Luther: That God has endowed the government with the power of the sword is shown by St. Paul in his epistle to the Romans. Christian nations are not to initiate war, but they are allowed to defend themselves when attacked. An upright soldier doesn’t begin a war lightly, or without urgent cause.
Interviewer: How, though, would you deal with Christ’s saying about turning the other cheek?
Luther: For us divines it is a question of grave difficulty, having regard to this passage: “Whosoever shall smite you on thy right cheek, turn to him the other also.” I am to turn my own cheek; I am not duty bound to take hold of my wife or child and ensure that she turns her cheek to the one attacking. It is for us a law and a duty to combat for wife and for children; we are bound to defend them against maleficent power. That is the difference between laying down one’s pride, refusing retaliation against a personal injury, and rightly defending those in need of defense. If, in my presence, some wretch should attempt to do violence to my wife or my daughter,
then I should lay aside my spiritual person, and recur to the temporal; I should slay him on the spot, or call for help.
Interviewer: So you’re saying that self-defense is not appropriate, but defense of others committed to your care is?

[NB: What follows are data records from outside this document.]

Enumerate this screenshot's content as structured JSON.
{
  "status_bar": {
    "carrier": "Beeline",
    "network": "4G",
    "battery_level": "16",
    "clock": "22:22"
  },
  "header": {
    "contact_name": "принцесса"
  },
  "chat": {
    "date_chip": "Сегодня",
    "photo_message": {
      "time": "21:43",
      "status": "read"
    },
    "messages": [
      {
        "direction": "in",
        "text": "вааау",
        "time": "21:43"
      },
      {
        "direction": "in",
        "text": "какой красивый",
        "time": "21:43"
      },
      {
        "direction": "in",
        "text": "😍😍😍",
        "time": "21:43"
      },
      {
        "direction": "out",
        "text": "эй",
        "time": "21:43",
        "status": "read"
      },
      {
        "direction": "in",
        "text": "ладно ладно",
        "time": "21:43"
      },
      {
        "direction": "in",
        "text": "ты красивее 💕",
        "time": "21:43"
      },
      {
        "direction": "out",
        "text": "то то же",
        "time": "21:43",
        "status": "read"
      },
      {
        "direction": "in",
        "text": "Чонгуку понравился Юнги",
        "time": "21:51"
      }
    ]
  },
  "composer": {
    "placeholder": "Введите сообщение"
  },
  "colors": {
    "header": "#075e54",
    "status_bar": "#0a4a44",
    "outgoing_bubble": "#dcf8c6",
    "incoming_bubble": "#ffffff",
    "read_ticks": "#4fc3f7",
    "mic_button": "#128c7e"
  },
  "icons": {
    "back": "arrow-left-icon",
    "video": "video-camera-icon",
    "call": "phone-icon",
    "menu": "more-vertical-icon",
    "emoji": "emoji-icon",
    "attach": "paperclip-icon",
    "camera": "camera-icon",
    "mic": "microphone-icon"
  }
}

Luther: Not exactly. A Christian has two responsibilities, two roles. There is a spiritual person, the member of the Church, and there is civil person, a member of society. The spiritual person ought to endure and suffer all things. But the civil person is subject to the temporal rights and laws, and tied to obedience; it must defend itself, and what belongs to it, as the laws command. Christ and the Gospel do not abolish temporal rights and ordinances, but confirm them.
If a robber on the highway should fall upon me, truly I would be judge myself, and would use my sword, because nobody was with me able to defend me; and I should think I had accomplished a good work. But if one fell upon me as a preacher for the Gospel’s sake, then with folded hands I would lift up mine eyes to heaven, and say: “My Lord Christ! Here I am; I have confessed and preached you; is now my time expired? So I commit my spirit into thy hands,” and in that way would I die. Martyrdom is to be welcomed, but not any and all violence without exception.
Interviewer: What criteria would a believer use to determine if the war his nation is waging is just? Could there be a scenario where one’s government calls its citizens to fight, but the citizens would be right to resist?
Luther: Political leaders are liable to err, and may in fact wage unjust wars. It would be lawful for Christians to protest such actions. The laws are above a prince and a tyrant; for the laws and ordinances are not wavering, but always sure and constant, while a human creature is wavering and inconstant, for the most part following his lusts and pleasures, if by the laws he be not restrained.
Interviewer: Anything else you would add?
Luther: Yes. In defending the hypothetical necessity of war, I’m not saying it is a good thing in itself. Cannons and firearms are cruel and damnable machines. I believe them to have been the direct suggestion of the devil. Against the flying ball no valor avails; the soldier is dead, ere he sees the means of his destruction. If Adam had seen in a vision the horrible instruments his children were to invent, he would have died of grief.
War is one of the greatest plagues that can afflict humanity; it destroys religion, it destroys states, it destroys families. Any scourge, in fact, is preferable to it. Famine and pestilence become as nothing in comparison with it.
Interviewer: War, then, is not God’s will, but something he allows, given the fallen state of our world.
Luther: Yes. In closing, it needs to be remembered that God has given the sword to the government, his temporal servant, but not to the Church, his spiritual servant. The Christian minister wages war not with carnal swords, but with the Word of God, which the apostle calls the “sword of the Spirit.” Although Rome is full of blasphemies, it must be fought, not with physical violence, but with preaching. They who take to force, give a great blow to the Gospel, and offend many people. False teaching can neither be destroyed nor preserved by force; it must be turned upside down and destroyed with the word of truth.
Interviewer: Some have argued that violence in the name of religion is permissible. You obviously take issue with that.
Luther: It’s been said that since Christ by force drove the buyers and sellers out of the temple, we also may use force against the enemies of God’s Word. But Christ, as God, could do some things we are never entitled to do. He will not consent that we by force assail the enemies of the truth; he commands the contrary: “Love your enemies, pray for them that vex and persecute you;” “Be merciful, as your Father is merciful;” “Take my yoke upon you and learn of me, for I am meek and humble in heart;” “He that will follow me, let him deny himself, take up his cross, and follow me.”
* Based on and adapted from Luther’s Table Talk.